Stored data entries:
....................
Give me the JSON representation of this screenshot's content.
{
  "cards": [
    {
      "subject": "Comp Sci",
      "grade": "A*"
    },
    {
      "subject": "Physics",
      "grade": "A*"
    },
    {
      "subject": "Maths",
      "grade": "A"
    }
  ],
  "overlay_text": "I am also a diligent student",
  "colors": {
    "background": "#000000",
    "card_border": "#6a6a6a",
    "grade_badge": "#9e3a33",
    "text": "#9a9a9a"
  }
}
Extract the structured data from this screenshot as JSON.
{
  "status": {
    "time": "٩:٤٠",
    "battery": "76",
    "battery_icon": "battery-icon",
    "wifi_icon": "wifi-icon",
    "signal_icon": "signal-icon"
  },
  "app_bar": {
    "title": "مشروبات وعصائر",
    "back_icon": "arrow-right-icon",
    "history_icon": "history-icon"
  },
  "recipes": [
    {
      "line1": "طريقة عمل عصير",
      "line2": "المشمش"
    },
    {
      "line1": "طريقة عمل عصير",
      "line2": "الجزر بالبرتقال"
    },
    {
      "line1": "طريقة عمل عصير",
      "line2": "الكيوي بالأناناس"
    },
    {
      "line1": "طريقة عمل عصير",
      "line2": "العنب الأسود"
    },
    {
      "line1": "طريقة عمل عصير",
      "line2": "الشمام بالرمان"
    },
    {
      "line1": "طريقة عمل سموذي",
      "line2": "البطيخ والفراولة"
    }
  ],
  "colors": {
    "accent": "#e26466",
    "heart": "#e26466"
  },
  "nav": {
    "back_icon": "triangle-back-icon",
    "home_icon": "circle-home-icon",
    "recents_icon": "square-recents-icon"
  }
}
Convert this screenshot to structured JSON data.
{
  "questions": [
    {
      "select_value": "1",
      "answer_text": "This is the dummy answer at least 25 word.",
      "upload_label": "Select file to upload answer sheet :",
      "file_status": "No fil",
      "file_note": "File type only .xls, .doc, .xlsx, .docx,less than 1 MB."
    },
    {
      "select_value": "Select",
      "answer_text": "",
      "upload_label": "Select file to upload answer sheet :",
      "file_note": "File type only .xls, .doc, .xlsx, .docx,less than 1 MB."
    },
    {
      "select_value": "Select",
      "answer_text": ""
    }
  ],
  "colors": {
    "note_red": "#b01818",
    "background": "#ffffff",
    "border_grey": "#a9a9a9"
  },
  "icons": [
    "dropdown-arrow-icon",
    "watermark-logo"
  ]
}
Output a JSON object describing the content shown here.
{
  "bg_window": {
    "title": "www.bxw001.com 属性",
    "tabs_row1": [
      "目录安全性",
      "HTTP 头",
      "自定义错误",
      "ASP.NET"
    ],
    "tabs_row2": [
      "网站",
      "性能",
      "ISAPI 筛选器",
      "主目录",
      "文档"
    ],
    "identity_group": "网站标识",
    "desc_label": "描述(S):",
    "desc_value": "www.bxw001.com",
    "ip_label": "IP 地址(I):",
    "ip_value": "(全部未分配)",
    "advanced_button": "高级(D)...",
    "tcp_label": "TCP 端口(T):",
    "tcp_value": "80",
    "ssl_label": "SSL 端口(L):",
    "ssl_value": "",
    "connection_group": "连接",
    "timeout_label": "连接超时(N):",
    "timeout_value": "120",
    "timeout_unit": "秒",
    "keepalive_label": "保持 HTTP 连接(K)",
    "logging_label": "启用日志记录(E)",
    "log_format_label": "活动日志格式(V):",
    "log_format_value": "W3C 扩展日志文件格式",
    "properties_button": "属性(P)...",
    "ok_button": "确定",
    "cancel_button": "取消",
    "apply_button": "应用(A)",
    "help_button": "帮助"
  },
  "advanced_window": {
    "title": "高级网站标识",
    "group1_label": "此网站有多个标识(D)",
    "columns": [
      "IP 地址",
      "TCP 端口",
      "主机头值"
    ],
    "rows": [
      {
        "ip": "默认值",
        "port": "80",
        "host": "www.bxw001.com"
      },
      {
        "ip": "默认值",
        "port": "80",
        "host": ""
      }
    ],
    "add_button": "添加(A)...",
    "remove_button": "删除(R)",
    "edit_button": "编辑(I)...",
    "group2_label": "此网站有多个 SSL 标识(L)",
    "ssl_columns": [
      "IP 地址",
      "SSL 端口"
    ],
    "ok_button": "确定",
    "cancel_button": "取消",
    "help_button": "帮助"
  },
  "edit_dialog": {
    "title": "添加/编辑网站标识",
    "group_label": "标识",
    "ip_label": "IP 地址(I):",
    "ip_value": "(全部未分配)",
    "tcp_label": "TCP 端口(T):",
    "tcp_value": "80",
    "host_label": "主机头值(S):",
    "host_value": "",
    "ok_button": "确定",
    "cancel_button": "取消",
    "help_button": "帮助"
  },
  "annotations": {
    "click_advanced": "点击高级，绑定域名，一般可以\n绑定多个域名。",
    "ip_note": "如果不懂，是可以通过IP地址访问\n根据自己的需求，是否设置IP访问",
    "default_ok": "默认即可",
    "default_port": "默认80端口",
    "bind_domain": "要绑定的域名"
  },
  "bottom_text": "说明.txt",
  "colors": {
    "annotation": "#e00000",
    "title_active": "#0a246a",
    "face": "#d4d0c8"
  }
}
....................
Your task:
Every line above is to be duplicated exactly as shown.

Response below:
Give me the JSON representation of this screenshot's content.
{
  "cards": [
    {
      "subject": "Comp Sci",
      "grade": "A*"
    },
    {
      "subject": "Physics",
      "grade": "A*"
    },
    {
      "subject": "Maths",
      "grade": "A"
    }
  ],
  "overlay_text": "I am also a diligent student",
  "colors": {
    "background": "#000000",
    "card_border": "#6a6a6a",
    "grade_badge": "#9e3a33",
    "text": "#9a9a9a"
  }
}
Extract the structured data from this screenshot as JSON.
{
  "status": {
    "time": "٩:٤٠",
    "battery": "76",
    "battery_icon": "battery-icon",
    "wifi_icon": "wifi-icon",
    "signal_icon": "signal-icon"
  },
  "app_bar": {
    "title": "مشروبات وعصائر",
    "back_icon": "arrow-right-icon",
    "history_icon": "history-icon"
  },
  "recipes": [
    {
      "line1": "طريقة عمل عصير",
      "line2": "المشمش"
    },
    {
      "line1": "طريقة عمل عصير",
      "line2": "الجزر بالبرتقال"
    },
    {
      "line1": "طريقة عمل عصير",
      "line2": "الكيوي بالأناناس"
    },
    {
      "line1": "طريقة عمل عصير",
      "line2": "العنب الأسود"
    },
    {
      "line1": "طريقة عمل عصير",
      "line2": "الشمام بالرمان"
    },
    {
      "line1": "طريقة عمل سموذي",
      "line2": "البطيخ والفراولة"
    }
  ],
  "colors": {
    "accent": "#e26466",
    "heart": "#e26466"
  },
  "nav": {
    "back_icon": "triangle-back-icon",
    "home_icon": "circle-home-icon",
    "recents_icon": "square-recents-icon"
  }
}
Convert this screenshot to structured JSON data.
{
  "questions": [
    {
      "select_value": "1",
      "answer_text": "This is the dummy answer at least 25 word.",
      "upload_label": "Select file to upload answer sheet :",
      "file_status": "No fil",
      "file_note": "File type only .xls, .doc, .xlsx, .docx,less than 1 MB."
    },
    {
      "select_value": "Select",
      "answer_text": "",
      "upload_label": "Select file to upload answer sheet :",
      "file_note": "File type only .xls, .doc, .xlsx, .docx,less than 1 MB."
    },
    {
      "select_value": "Select",
      "answer_text": ""
    }
  ],
  "colors": {
    "note_red": "#b01818",
    "background": "#ffffff",
    "border_grey": "#a9a9a9"
  },
  "icons": [
    "dropdown-arrow-icon",
    "watermark-logo"
  ]
}
Output a JSON object describing the content shown here.
{
  "bg_window": {
    "title": "www.bxw001.com 属性",
    "tabs_row1": [
      "目录安全性",
      "HTTP 头",
      "自定义错误",
      "ASP.NET"
    ],
    "tabs_row2": [
      "网站",
      "性能",
      "ISAPI 筛选器",
      "主目录",
      "文档"
    ],
    "identity_group": "网站标识",
    "desc_label": "描述(S):",
    "desc_value": "www.bxw001.com",
    "ip_label": "IP 地址(I):",
    "ip_value": "(全部未分配)",
    "advanced_button": "高级(D)...",
    "tcp_label": "TCP 端口(T):",
    "tcp_value": "80",
    "ssl_label": "SSL 端口(L):",
    "ssl_value": "",
    "connection_group": "连接",
    "timeout_label": "连接超时(N):",
    "timeout_value": "120",
    "timeout_unit": "秒",
    "keepalive_label": "保持 HTTP 连接(K)",
    "logging_label": "启用日志记录(E)",
    "log_format_label": "活动日志格式(V):",
    "log_format_value": "W3C 扩展日志文件格式",
    "properties_button": "属性(P)...",
    "ok_button": "确定",
    "cancel_button": "取消",
    "apply_button": "应用(A)",
    "help_button": "帮助"
  },
  "advanced_window": {
    "title": "高级网站标识",
    "group1_label": "此网站有多个标识(D)",
    "columns": [
      "IP 地址",
      "TCP 端口",
      "主机头值"
    ],
    "rows": [
      {
        "ip": "默认值",
        "port": "80",
        "host": "www.bxw001.com"
      },
      {
        "ip": "默认值",
        "port": "80",
        "host": ""
      }
    ],
    "add_button": "添加(A)...",
    "remove_button": "删除(R)",
    "edit_button": "编辑(I)...",
    "group2_label": "此网站有多个 SSL 标识(L)",
    "ssl_columns": [
      "IP 地址",
      "SSL 端口"
    ],
    "ok_button": "确定",
    "cancel_button": "取消",
    "help_button": "帮助"
  },
  "edit_dialog": {
    "title": "添加/编辑网站标识",
    "group_label": "标识",
    "ip_label": "IP 地址(I):",
    "ip_value": "(全部未分配)",
    "tcp_label": "TCP 端口(T):",
    "tcp_value": "80",
    "host_label": "主机头值(S):",
    "host_value": "",
    "ok_button": "确定",
    "cancel_button": "取消",
    "help_button": "帮助"
  },
  "annotations": {
    "click_advanced": "点击高级，绑定域名，一般可以\n绑定多个域名。",
    "ip_note": "如果不懂，是可以通过IP地址访问\n根据自己的需求，是否设置IP访问",
    "default_ok": "默认即可",
    "default_port": "默认80端口",
    "bind_domain": "要绑定的域名"
  },
  "bottom_text": "说明.txt",
  "colors": {
    "annotation": "#e00000",
    "title_active": "#0a246a",
    "face": "#d4d0c8"
  }
}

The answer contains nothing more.